Part of the Take Control of the Hole series to help you become a Talkaoke Host
Doing Talkaoke in a public space, public engagement is the crucial factor. People may be reticent to engage because of lack of confidence, shyness, unfamiliarity with Talkaoke. Maybe they just want to listen to the conversation, which is fine, but ideally you want maximum participation. Here are some tips.
The more people there are sitting around the table, the easier it is to get more to come. Conversely the first person is the hardest to persuade to sit down. If you don’t have that much experience hosting Talkaoke, it’s advisable to arrange a couple of “stooges”- people who will support the project- are there from the beginning. Don’t be too familiar with these first people. You don’t want to give the impression of any kind of clique.
Time your invitation well. Do it too soon and you may scare a potential participant away. Make eye contact and acknowledge their presence a few times visually if possible before engaging them verbally.
Refer back to the art of the sum up. If you have some discussion on the table, hit potential participants with a question. Make it one they are compelled to answer. It will be more effective to say “does the government want to control you?” than “would you like to come and sit down on this table of chat and talk about smoking law?”

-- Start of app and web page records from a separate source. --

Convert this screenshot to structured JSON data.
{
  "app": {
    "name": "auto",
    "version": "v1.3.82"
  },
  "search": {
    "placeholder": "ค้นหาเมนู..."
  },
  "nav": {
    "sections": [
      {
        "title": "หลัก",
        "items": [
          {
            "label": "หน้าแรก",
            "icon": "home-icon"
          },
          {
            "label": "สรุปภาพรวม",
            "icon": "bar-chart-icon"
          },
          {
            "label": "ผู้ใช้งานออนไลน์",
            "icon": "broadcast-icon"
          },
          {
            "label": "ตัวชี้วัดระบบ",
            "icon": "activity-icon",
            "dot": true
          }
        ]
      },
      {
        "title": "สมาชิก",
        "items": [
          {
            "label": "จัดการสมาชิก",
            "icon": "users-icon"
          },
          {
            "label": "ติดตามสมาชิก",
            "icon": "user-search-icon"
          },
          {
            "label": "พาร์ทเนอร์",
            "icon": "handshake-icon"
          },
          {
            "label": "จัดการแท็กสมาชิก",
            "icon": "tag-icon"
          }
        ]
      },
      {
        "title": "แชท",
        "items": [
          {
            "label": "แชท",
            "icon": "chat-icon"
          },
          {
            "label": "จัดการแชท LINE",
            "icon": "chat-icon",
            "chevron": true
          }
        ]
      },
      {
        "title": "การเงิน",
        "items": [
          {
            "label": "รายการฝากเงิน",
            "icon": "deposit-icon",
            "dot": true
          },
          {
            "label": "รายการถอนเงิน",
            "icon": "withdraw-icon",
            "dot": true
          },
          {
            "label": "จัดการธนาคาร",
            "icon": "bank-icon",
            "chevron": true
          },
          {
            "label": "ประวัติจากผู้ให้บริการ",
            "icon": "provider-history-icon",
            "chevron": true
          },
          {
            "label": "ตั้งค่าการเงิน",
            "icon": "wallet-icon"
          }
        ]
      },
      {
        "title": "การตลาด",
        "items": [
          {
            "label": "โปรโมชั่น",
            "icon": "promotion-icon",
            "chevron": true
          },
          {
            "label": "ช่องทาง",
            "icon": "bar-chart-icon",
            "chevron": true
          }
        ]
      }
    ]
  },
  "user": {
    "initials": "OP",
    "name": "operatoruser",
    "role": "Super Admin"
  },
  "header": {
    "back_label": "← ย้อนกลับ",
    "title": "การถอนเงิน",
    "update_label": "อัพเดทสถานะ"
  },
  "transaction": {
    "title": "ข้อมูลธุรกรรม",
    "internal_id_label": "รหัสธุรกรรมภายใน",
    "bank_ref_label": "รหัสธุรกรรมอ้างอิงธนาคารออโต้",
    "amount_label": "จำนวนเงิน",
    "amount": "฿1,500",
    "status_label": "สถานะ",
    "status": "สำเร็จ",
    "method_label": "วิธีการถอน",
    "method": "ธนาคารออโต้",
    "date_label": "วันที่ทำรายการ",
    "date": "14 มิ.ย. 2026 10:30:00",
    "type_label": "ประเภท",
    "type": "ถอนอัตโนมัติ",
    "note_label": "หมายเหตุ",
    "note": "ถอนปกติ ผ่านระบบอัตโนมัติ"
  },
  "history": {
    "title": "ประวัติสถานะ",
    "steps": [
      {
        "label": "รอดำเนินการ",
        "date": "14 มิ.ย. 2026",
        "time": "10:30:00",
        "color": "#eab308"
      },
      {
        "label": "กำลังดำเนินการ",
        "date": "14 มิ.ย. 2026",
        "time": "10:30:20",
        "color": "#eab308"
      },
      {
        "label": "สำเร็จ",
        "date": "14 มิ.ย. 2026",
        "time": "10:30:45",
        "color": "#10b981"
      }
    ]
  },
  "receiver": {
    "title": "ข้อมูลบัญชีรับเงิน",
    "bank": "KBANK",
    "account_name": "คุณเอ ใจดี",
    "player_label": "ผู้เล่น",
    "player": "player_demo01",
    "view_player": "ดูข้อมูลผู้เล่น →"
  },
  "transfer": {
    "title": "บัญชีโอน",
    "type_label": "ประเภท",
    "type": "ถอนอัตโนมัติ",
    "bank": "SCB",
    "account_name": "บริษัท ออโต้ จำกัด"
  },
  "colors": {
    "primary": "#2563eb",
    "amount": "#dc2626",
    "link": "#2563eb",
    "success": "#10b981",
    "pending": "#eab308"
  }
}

You might get some interaction while they are still standing up but your goal is to get them sitting down, as body language of the participants is all important to other potential participants. Sitting down at the table displays a level of commitment to others.
As noted earlier, body language is important. If people heckle from the sidelines – that’s great. At first, it injects energy into the debate. If it goes on for too long, it can become a distracting dialogue between host and heckler. Engage at first, then explain you will hear them better them when they sit down.
Use positive peer pressure to encourage a reluctant person to sit down. If there is any doubt, the expectant applause of other participants will usually work. Obviously this doesn’t work too well if it is just you and your “stooge” around the table.
Have you noticed that people will politely decline something they want to do but are feeling shy about it, until you ask for a third time? So ask once. Carry on the conversation a while. Ask the question in a different way if they are still hanging around. Rinse and repeat.
If you are not successful in getting a potential participant to sit down/interact, carry on the conversation for a while before asking anyone else. If other people see the rejection, they are much more likely to follow suit.
Do this in a fun way- eg.: ‘I bet people around the table have views other people don’t agree with’. Sometimes people that don’t know each other will propose topics which they think everyone agrees on. Give them permission to bring up their ‘controversial’ views. If you can help them feel that Talkaoke is a safe place to do that, you’ll be amazed at the energy that it can release. But be ready to hear things you might disagree with too!
Making it safe can sometimes means supporting and rationalising controversial views, making the proposer of the views more comfortable. See the generalising rule below.
Sometimes people react to Talkaoke by speaking in generalisations, or trying to speak ‘factually’, rather than from their own perspective. You can break this down by sharing a personal story or opinion of your own. It’s not the host’s job to give their own personal opinion, except at the start when they want to warm things up, but it can be a good tactic for personalising the chat.
People are more likely to react to other people’s stories if they’re told in the first person. Encourage people to talk about their own experience BUT generalise potentially difficult questions aimed inappropriately across the table at an individual. If the person wants to answer them they will, but you must give them the means of escape.
Believe it or not, some people are a little nervous or shy to talk. It is important not to intimidate these people, but if they have sat down at the table, that’s a first step. Maybe ask them their name in a “round of names” Don’t pressure them at first. Let them get comfortable, but if they go an extended time (15-20 minutes) without talking, then it’s time to bring them in. You might go around the table asking each person a simple question they can easily answer. A recent one from last week was “have you ever won anything?” Or you could ask for a show of hands over a contentious topic and ask them why they raised/ didn’t raise their hand.
The quieter people often have more considered things to say.
Sometimes people speaking assume that everyone knows what they’re on about – especially in contexts with groups of shared expertise or interest. This can exclude people from the table, so someone needs to ask the stupid questions. As the host – that’s one of your jobs. Funny acronyms? Ask what they mean. Long complicated words? Ask what they mean. Sometimes, people are interesting but just hard to understand. Take a leaf out of newscaster Amy Goodman’s book – whenever she thinks a guest isn’t being clear about something, she just asks ‘what do you mean?’ politely but repeatedly, until they explain it clearly. It’s a good question!